====== THE DATA

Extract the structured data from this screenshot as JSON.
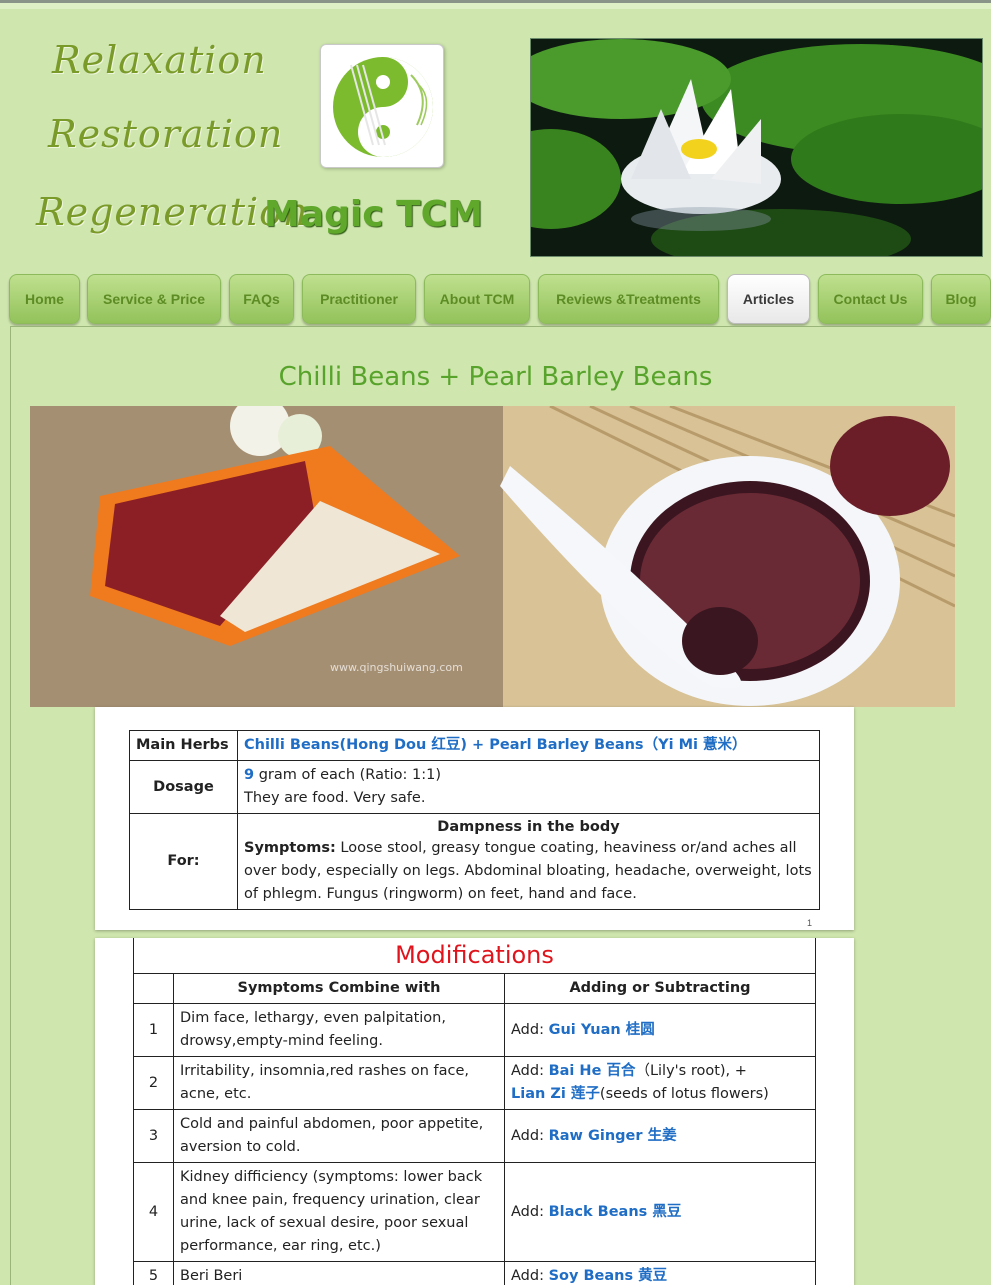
{
  "slogans": [
    "Relaxation",
    "Restoration",
    "Regeneration"
  ],
  "brand": "Magic TCM",
  "nav": {
    "items": [
      "Home",
      "Service & Price",
      "FAQs",
      "Practitioner",
      "About TCM",
      "Reviews &Treatments",
      "Articles",
      "Contact Us",
      "Blog"
    ],
    "active": "Articles"
  },
  "article": {
    "title": "Chilli Beans + Pearl Barley Beans",
    "watermark": "www.qingshuiwang.com"
  },
  "herbs_table": {
    "main_herbs_label": "Main Herbs",
    "main_herbs_value": "Chilli Beans(Hong Dou 红豆) + Pearl Barley Beans（Yi Mi 薏米）",
    "dosage_label": "Dosage",
    "dosage_number": "9",
    "dosage_line1": " gram of each (Ratio: 1:1)",
    "dosage_line2": "They are food. Very safe.",
    "for_label": "For:",
    "for_heading": "Dampness in the body",
    "symptoms_label": "Symptoms:",
    "symptoms_text": " Loose stool, greasy tongue coating, heaviness or/and aches all over body, especially on legs. Abdominal bloating, headache, overweight, lots of phlegm. Fungus (ringworm) on feet, hand and face.",
    "page_number": "1"
  },
  "modifications": {
    "title": "Modifications",
    "col_symptoms": "Symptoms Combine with",
    "col_adding": "Adding or Subtracting",
    "rows": [
      {
        "n": "1",
        "symptoms": "Dim face, lethargy, even palpitation, drowsy,empty-mind feeling.",
        "add": "Add: ",
        "herb": "Gui Yuan 桂圆",
        "extra": ""
      },
      {
        "n": "2",
        "symptoms": "Irritability, insomnia,red rashes on face, acne, etc.",
        "add": "Add: ",
        "herb": "Bai He 百合",
        "extra": "（Lily's root), +",
        "herb2": "Lian Zi 莲子",
        "extra2": "(seeds of lotus flowers)"
      },
      {
        "n": "3",
        "symptoms": "Cold and painful abdomen, poor appetite, aversion to cold.",
        "add": "Add: ",
        "herb": "Raw Ginger 生姜",
        "extra": ""
      },
      {
        "n": "4",
        "symptoms": "Kidney difficiency (symptoms: lower back and knee pain, frequency urination, clear urine, lack of sexual desire, poor sexual performance, ear ring, etc.)",
        "add": "Add: ",
        "herb": "Black Beans 黑豆",
        "extra": ""
      },
      {
        "n": "5",
        "symptoms": "Beri Beri",
        "add": "Add: ",
        "herb": "Soy Beans 黄豆",
        "extra": ""
      }
    ]
  },
  "colors": {
    "accent": "#5fa82c",
    "background": "#cfe6ae",
    "link_blue": "#1f6dc5",
    "mods_red": "#e0141c"
  }
}
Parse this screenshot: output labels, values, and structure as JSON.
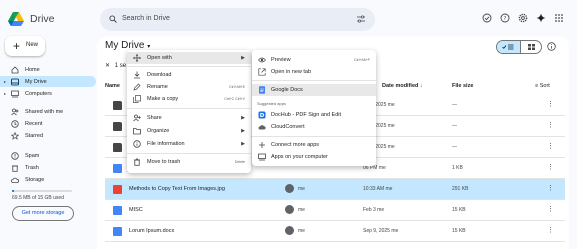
{
  "app": {
    "title": "Drive"
  },
  "search": {
    "placeholder": "Search in Drive"
  },
  "sidebar": {
    "new_label": "New",
    "items": [
      {
        "label": "Home",
        "icon": "home-icon"
      },
      {
        "label": "My Drive",
        "icon": "drive-icon"
      },
      {
        "label": "Computers",
        "icon": "computer-icon"
      },
      {
        "label": "Shared with me",
        "icon": "people-icon"
      },
      {
        "label": "Recent",
        "icon": "clock-icon"
      },
      {
        "label": "Starred",
        "icon": "star-icon"
      },
      {
        "label": "Spam",
        "icon": "spam-icon"
      },
      {
        "label": "Trash",
        "icon": "trash-icon"
      },
      {
        "label": "Storage",
        "icon": "cloud-icon"
      }
    ],
    "storage_text": "69.5 MB of 15 GB used",
    "storage_fraction": 0.005,
    "get_storage": "Get more storage"
  },
  "main": {
    "title": "My Drive",
    "filter_chip": "1 se",
    "columns": {
      "name": "Name",
      "modified": "Date modified",
      "size": "File size",
      "sort": "Sort"
    },
    "rows": [
      {
        "name": "",
        "owner": "",
        "modified": "y 19, 2025 me",
        "size": "—",
        "type": "folder"
      },
      {
        "name": "",
        "owner": "",
        "modified": "y 13, 2025 me",
        "size": "—",
        "type": "folder"
      },
      {
        "name": "",
        "owner": "",
        "modified": "y 13, 2025 me",
        "size": "—",
        "type": "folder"
      },
      {
        "name": "",
        "owner": "",
        "modified": "06 PM me",
        "size": "1 KB",
        "type": "doc"
      },
      {
        "name": "Methods to Copy Text From Images.jpg",
        "owner": "me",
        "modified": "10:33 AM me",
        "size": "291 KB",
        "type": "image"
      },
      {
        "name": "MISC",
        "owner": "me",
        "modified": "Feb 3 me",
        "size": "15 KB",
        "type": "doc"
      },
      {
        "name": "Lorum Ipsum.docx",
        "owner": "me",
        "modified": "Sep 9, 2025 me",
        "size": "15 KB",
        "type": "word"
      }
    ]
  },
  "context_menu": {
    "items": [
      {
        "label": "Open with",
        "icon": "move-icon",
        "shortcut": "",
        "submenu": true
      },
      {
        "label": "Download",
        "icon": "download-icon",
        "shortcut": ""
      },
      {
        "label": "Rename",
        "icon": "rename-icon",
        "shortcut": "Ctrl+Alt+E"
      },
      {
        "label": "Make a copy",
        "icon": "copy-icon",
        "shortcut": "Ctrl+C Ctrl+V"
      },
      {
        "label": "Share",
        "icon": "share-icon",
        "shortcut": "",
        "submenu": true
      },
      {
        "label": "Organize",
        "icon": "folder-icon",
        "shortcut": "",
        "submenu": true
      },
      {
        "label": "File information",
        "icon": "info-icon",
        "shortcut": "",
        "submenu": true
      },
      {
        "label": "Move to trash",
        "icon": "trash-icon",
        "shortcut": "Delete"
      }
    ]
  },
  "submenu": {
    "preview": "Preview",
    "preview_shortcut": "Ctrl+Alt+P",
    "open_new_tab": "Open in new tab",
    "google_docs": "Google Docs",
    "suggested_heading": "Suggested apps",
    "dochub": "DocHub - PDF Sign and Edit",
    "cloudconvert": "CloudConvert",
    "connect_more": "Connect more apps",
    "apps_on_computer": "Apps on your computer"
  },
  "colors": {
    "accent": "#0b57d0",
    "selection": "#c2e7ff",
    "doc_blue": "#4285f4",
    "image_red": "#ea4335"
  }
}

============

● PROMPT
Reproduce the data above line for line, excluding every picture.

● ANSWER FOR THIS EXERCISE
Extract the structured data from this screenshot as JSON.
{
  "slogans": [
    "Relaxation",
    "Restoration",
    "Regeneration"
  ],
  "brand": "Magic TCM",
  "nav": {
    "items": [
      "Home",
      "Service & Price",
      "FAQs",
      "Practitioner",
      "About TCM",
      "Reviews &Treatments",
      "Articles",
      "Contact Us",
      "Blog"
    ],
    "active": "Articles"
  },
  "article": {
    "title": "Chilli Beans + Pearl Barley Beans",
    "watermark": "www.qingshuiwang.com"
  },
  "herbs_table": {
    "main_herbs_label": "Main Herbs",
    "main_herbs_value": "Chilli Beans(Hong Dou 红豆) + Pearl Barley Beans（Yi Mi 薏米）",
    "dosage_label": "Dosage",
    "dosage_number": "9",
    "dosage_line1": " gram of each (Ratio: 1:1)",
    "dosage_line2": "They are food. Very safe.",
    "for_label": "For:",
    "for_heading": "Dampness in the body",
    "symptoms_label": "Symptoms:",
    "symptoms_text": " Loose stool, greasy tongue coating, heaviness or/and aches all over body, especially on legs. Abdominal bloating, headache, overweight, lots of phlegm. Fungus (ringworm) on feet, hand and face.",
    "page_number": "1"
  },
  "modifications": {
    "title": "Modifications",
    "col_symptoms": "Symptoms Combine with",
    "col_adding": "Adding or Subtracting",
    "rows": [
      {
        "n": "1",
        "symptoms": "Dim face, lethargy, even palpitation, drowsy,empty-mind feeling.",
        "add": "Add: ",
        "herb": "Gui Yuan 桂圆",
        "extra": ""
      },
      {
        "n": "2",
        "symptoms": "Irritability, insomnia,red rashes on face, acne, etc.",
        "add": "Add: ",
        "herb": "Bai He 百合",
        "extra": "（Lily's root), +",
        "herb2": "Lian Zi 莲子",
        "extra2": "(seeds of lotus flowers)"
      },
      {
        "n": "3",
        "symptoms": "Cold and painful abdomen, poor appetite, aversion to cold.",
        "add": "Add: ",
        "herb": "Raw Ginger 生姜",
        "extra": ""
      },
      {
        "n": "4",
        "symptoms": "Kidney difficiency (symptoms: lower back and knee pain, frequency urination, clear urine, lack of sexual desire, poor sexual performance, ear ring, etc.)",
        "add": "Add: ",
        "herb": "Black Beans 黑豆",
        "extra": ""
      },
      {
        "n": "5",
        "symptoms": "Beri Beri",
        "add": "Add: ",
        "herb": "Soy Beans 黄豆",
        "extra": ""
      }
    ]
  },
  "colors": {
    "accent": "#5fa82c",
    "background": "#cfe6ae",
    "link_blue": "#1f6dc5",
    "mods_red": "#e0141c"
  }
}
Parse this screenshot: output labels, values, and structure as JSON.
{
  "app": {
    "title": "Drive"
  },
  "search": {
    "placeholder": "Search in Drive"
  },
  "sidebar": {
    "new_label": "New",
    "items": [
      {
        "label": "Home",
        "icon": "home-icon"
      },
      {
        "label": "My Drive",
        "icon": "drive-icon"
      },
      {
        "label": "Computers",
        "icon": "computer-icon"
      },
      {
        "label": "Shared with me",
        "icon": "people-icon"
      },
      {
        "label": "Recent",
        "icon": "clock-icon"
      },
      {
        "label": "Starred",
        "icon": "star-icon"
      },
      {
        "label": "Spam",
        "icon": "spam-icon"
      },
      {
        "label": "Trash",
        "icon": "trash-icon"
      },
      {
        "label": "Storage",
        "icon": "cloud-icon"
      }
    ],
    "storage_text": "69.5 MB of 15 GB used",
    "storage_fraction": 0.005,
    "get_storage": "Get more storage"
  },
  "main": {
    "title": "My Drive",
    "filter_chip": "1 se",
    "columns": {
      "name": "Name",
      "modified": "Date modified",
      "size": "File size",
      "sort": "Sort"
    },
    "rows": [
      {
        "name": "",
        "owner": "",
        "modified": "y 19, 2025 me",
        "size": "—",
        "type": "folder"
      },
      {
        "name": "",
        "owner": "",
        "modified": "y 13, 2025 me",
        "size": "—",
        "type": "folder"
      },
      {
        "name": "",
        "owner": "",
        "modified": "y 13, 2025 me",
        "size": "—",
        "type": "folder"
      },
      {
        "name": "",
        "owner": "",
        "modified": "06 PM me",
        "size": "1 KB",
        "type": "doc"
      },
      {
        "name": "Methods to Copy Text From Images.jpg",
        "owner": "me",
        "modified": "10:33 AM me",
        "size": "291 KB",
        "type": "image"
      },
      {
        "name": "MISC",
        "owner": "me",
        "modified": "Feb 3 me",
        "size": "15 KB",
        "type": "doc"
      },
      {
        "name": "Lorum Ipsum.docx",
        "owner": "me",
        "modified": "Sep 9, 2025 me",
        "size": "15 KB",
        "type": "word"
      }
    ]
  },
  "context_menu": {
    "items": [
      {
        "label": "Open with",
        "icon": "move-icon",
        "shortcut": "",
        "submenu": true
      },
      {
        "label": "Download",
        "icon": "download-icon",
        "shortcut": ""
      },
      {
        "label": "Rename",
        "icon": "rename-icon",
        "shortcut": "Ctrl+Alt+E"
      },
      {
        "label": "Make a copy",
        "icon": "copy-icon",
        "shortcut": "Ctrl+C Ctrl+V"
      },
      {
        "label": "Share",
        "icon": "share-icon",
        "shortcut": "",
        "submenu": true
      },
      {
        "label": "Organize",
        "icon": "folder-icon",
        "shortcut": "",
        "submenu": true
      },
      {
        "label": "File information",
        "icon": "info-icon",
        "shortcut": "",
        "submenu": true
      },
      {
        "label": "Move to trash",
        "icon": "trash-icon",
        "shortcut": "Delete"
      }
    ]
  },
  "submenu": {
    "preview": "Preview",
    "preview_shortcut": "Ctrl+Alt+P",
    "open_new_tab": "Open in new tab",
    "google_docs": "Google Docs",
    "suggested_heading": "Suggested apps",
    "dochub": "DocHub - PDF Sign and Edit",
    "cloudconvert": "CloudConvert",
    "connect_more": "Connect more apps",
    "apps_on_computer": "Apps on your computer"
  },
  "colors": {
    "accent": "#0b57d0",
    "selection": "#c2e7ff",
    "doc_blue": "#4285f4",
    "image_red": "#ea4335"
  }
}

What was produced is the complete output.